» **Data provided**:
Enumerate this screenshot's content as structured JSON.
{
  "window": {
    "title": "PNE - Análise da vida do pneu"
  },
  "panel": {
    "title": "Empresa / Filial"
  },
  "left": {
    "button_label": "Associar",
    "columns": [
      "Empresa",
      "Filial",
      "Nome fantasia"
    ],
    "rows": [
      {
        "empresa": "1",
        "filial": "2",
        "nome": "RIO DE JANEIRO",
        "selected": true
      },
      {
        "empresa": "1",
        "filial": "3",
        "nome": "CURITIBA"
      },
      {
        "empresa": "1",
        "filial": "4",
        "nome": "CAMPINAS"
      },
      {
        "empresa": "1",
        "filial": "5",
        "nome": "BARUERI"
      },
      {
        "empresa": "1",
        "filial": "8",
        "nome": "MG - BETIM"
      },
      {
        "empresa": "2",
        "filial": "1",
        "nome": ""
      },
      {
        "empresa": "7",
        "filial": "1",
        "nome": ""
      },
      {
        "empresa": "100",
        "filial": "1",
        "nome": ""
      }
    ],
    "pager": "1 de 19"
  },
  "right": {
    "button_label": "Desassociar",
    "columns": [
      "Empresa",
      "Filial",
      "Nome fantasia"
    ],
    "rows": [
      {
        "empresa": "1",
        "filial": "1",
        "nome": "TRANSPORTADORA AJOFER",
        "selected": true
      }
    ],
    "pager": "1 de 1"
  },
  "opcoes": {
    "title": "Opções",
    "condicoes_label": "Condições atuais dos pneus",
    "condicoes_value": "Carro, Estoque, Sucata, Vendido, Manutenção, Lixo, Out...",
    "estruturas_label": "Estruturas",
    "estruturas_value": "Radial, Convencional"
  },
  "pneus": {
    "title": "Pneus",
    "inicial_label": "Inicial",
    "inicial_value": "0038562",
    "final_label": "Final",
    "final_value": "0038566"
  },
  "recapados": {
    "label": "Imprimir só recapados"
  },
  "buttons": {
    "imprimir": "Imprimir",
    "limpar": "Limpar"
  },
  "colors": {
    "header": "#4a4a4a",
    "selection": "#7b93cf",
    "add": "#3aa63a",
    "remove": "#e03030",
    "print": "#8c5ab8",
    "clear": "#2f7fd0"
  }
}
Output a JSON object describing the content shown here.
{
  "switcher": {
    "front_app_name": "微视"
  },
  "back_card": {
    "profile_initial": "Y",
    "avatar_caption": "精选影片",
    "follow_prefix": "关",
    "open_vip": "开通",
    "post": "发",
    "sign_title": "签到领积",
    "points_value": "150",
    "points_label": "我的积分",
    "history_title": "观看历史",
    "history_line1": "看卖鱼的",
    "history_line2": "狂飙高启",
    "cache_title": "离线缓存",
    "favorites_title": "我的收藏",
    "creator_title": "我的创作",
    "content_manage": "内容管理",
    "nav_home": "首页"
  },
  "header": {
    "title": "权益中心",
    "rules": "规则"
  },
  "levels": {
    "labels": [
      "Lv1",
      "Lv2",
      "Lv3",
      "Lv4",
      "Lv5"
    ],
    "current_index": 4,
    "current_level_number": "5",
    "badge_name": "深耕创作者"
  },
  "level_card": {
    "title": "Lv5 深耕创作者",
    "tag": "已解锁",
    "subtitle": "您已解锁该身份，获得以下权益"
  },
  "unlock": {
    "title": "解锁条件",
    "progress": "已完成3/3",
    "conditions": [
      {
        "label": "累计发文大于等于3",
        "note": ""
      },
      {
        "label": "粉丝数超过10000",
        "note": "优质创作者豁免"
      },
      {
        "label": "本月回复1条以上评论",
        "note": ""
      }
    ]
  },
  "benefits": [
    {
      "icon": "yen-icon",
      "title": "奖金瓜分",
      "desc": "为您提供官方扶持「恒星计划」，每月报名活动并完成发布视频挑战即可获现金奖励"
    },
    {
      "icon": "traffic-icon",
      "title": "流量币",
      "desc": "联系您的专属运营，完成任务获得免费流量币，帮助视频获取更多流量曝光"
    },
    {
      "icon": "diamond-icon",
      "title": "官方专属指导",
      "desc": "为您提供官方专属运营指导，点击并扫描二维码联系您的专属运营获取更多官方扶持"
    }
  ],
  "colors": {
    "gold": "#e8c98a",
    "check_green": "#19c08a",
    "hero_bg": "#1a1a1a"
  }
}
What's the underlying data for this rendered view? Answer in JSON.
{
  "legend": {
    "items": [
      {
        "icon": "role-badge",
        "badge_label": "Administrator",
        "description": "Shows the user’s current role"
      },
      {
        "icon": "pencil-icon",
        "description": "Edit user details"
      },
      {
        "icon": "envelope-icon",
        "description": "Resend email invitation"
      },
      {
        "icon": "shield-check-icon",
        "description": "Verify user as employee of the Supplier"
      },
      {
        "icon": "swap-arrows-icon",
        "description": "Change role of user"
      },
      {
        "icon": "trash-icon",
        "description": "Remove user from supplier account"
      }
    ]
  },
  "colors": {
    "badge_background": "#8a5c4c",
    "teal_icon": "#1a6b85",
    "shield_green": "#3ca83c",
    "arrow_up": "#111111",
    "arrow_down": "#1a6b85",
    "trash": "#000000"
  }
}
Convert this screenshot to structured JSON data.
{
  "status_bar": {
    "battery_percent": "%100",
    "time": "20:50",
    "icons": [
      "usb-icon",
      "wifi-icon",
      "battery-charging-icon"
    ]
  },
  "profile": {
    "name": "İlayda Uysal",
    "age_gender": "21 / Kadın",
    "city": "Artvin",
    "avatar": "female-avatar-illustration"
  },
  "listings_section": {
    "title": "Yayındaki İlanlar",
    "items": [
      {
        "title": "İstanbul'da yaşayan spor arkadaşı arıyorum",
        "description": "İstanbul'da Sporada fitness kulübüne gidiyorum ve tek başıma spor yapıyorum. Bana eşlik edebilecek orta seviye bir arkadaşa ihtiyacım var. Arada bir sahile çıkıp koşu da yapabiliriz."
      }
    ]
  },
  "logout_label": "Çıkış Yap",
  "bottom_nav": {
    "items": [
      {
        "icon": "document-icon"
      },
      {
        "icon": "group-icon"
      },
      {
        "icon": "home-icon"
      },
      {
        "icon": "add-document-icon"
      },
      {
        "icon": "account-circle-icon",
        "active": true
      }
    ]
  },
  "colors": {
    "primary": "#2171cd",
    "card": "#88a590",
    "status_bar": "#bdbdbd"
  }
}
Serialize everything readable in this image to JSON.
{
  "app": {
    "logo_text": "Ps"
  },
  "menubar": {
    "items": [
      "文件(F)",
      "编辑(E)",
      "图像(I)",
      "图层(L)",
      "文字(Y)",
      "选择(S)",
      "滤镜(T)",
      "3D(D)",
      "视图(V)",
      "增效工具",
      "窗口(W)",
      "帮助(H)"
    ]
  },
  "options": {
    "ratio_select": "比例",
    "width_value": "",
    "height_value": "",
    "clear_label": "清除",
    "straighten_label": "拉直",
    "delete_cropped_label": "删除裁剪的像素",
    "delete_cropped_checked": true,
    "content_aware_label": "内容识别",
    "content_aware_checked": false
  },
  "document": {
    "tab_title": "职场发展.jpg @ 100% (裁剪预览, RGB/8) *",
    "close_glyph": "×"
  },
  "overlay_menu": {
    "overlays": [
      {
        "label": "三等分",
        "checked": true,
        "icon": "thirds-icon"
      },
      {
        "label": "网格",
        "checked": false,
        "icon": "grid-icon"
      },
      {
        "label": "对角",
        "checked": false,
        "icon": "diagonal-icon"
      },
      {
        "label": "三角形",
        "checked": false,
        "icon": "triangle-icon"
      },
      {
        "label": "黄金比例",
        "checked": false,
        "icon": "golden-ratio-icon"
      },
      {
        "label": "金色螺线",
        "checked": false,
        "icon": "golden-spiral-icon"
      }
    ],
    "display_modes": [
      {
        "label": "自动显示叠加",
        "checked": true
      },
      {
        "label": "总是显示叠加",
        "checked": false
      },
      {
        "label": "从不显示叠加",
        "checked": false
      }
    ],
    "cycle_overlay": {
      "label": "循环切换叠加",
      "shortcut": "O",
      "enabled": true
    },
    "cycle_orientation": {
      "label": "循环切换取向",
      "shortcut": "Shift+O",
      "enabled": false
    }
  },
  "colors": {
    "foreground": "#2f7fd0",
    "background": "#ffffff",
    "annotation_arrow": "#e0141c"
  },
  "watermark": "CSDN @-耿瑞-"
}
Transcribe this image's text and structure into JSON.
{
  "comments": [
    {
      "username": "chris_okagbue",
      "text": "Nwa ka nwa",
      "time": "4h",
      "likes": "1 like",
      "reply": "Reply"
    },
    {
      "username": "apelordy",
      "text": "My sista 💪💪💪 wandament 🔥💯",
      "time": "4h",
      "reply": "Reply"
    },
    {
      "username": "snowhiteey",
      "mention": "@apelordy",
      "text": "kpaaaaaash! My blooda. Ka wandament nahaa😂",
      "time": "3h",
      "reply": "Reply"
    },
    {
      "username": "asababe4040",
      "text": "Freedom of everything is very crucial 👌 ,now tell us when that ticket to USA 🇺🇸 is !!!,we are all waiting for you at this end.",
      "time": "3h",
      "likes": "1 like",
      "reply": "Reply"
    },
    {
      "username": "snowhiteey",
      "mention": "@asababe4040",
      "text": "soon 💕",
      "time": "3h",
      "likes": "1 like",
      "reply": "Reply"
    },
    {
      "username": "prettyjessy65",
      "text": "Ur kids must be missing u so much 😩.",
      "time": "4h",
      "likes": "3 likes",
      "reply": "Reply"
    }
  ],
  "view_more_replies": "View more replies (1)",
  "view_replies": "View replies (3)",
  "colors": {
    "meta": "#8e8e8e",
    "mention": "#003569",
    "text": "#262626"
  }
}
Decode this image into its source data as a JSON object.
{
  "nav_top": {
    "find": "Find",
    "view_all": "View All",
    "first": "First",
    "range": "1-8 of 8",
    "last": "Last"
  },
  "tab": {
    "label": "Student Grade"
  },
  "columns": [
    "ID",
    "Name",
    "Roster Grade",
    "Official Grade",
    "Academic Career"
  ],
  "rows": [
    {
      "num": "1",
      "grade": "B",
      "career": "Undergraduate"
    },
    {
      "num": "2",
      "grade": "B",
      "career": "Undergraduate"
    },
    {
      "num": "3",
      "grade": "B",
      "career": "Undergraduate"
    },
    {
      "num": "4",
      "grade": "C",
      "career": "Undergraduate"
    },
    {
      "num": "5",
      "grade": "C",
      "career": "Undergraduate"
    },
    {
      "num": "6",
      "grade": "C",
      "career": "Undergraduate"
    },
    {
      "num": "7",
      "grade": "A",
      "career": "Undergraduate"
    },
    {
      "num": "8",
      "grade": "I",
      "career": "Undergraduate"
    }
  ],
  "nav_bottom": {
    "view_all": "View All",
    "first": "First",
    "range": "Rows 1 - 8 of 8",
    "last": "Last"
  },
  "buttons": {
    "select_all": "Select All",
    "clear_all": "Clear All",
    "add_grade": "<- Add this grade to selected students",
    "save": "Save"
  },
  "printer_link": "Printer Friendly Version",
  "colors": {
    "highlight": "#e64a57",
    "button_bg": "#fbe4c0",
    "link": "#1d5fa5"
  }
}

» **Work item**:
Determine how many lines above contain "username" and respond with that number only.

» **Response area**:
6